Nuclear accident risks are raised frequently in discussions of the acceptability of
nuclear power generation, often framed in the context of the Three Mile Island and
Chernobyl accidents. In reality, the safety record of nuclear power plants, by comparison
with other electricity generation sources, is very good. This report describes how
safety has been enhanced in nuclear power plants over the years, as the designs have
progressed from Generation I to Generation III, and why it is important that safety
remain the highest priority. This is illustrated by considering core damage frequencies
and large radioactive release frequencies for each generation of nuclear power plants.
It also compares severe accident data (those resulting in five or more fatalities)
between different energy sources, both for immediate fatalities and for delayed (latent)
fatalities, recognising that the latter data are often more difficult to estimate.
Finally, it uses results of opinion surveys to analyse public confidence in nuclear

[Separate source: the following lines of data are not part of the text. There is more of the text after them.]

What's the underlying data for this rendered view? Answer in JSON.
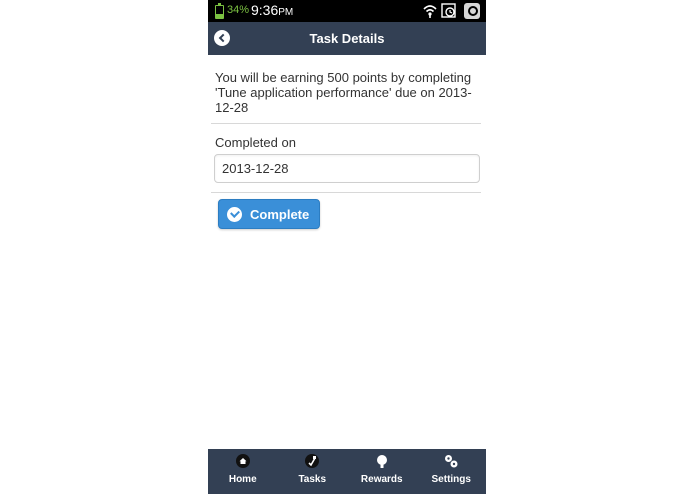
{
  "status_bar": {
    "battery_percent": "34%",
    "battery_level": 0.34,
    "time": "9:36",
    "ampm": "PM",
    "icons": [
      "battery-icon",
      "wifi-icon",
      "sync-icon",
      "app-icon"
    ]
  },
  "header": {
    "title": "Task Details",
    "back_icon": "back-arrow-icon"
  },
  "content": {
    "message": "You will be earning 500 points by completing 'Tune application performance' due on 2013-12-28",
    "completed_label": "Completed on",
    "completed_value": "2013-12-28",
    "complete_button_label": "Complete",
    "complete_icon": "check-circle-icon"
  },
  "bottom_nav": {
    "items": [
      {
        "label": "Home",
        "icon": "home-icon"
      },
      {
        "label": "Tasks",
        "icon": "tasks-icon"
      },
      {
        "label": "Rewards",
        "icon": "rewards-icon"
      },
      {
        "label": "Settings",
        "icon": "settings-icon"
      }
    ]
  },
  "colors": {
    "header_bg": "#334054",
    "status_bg": "#000000",
    "battery_green": "#7cc242",
    "button_blue": "#3a8fd8"
  }
}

operations and how this is correlated with trust in legislation and regulatory systems.
It has been written for a general audience.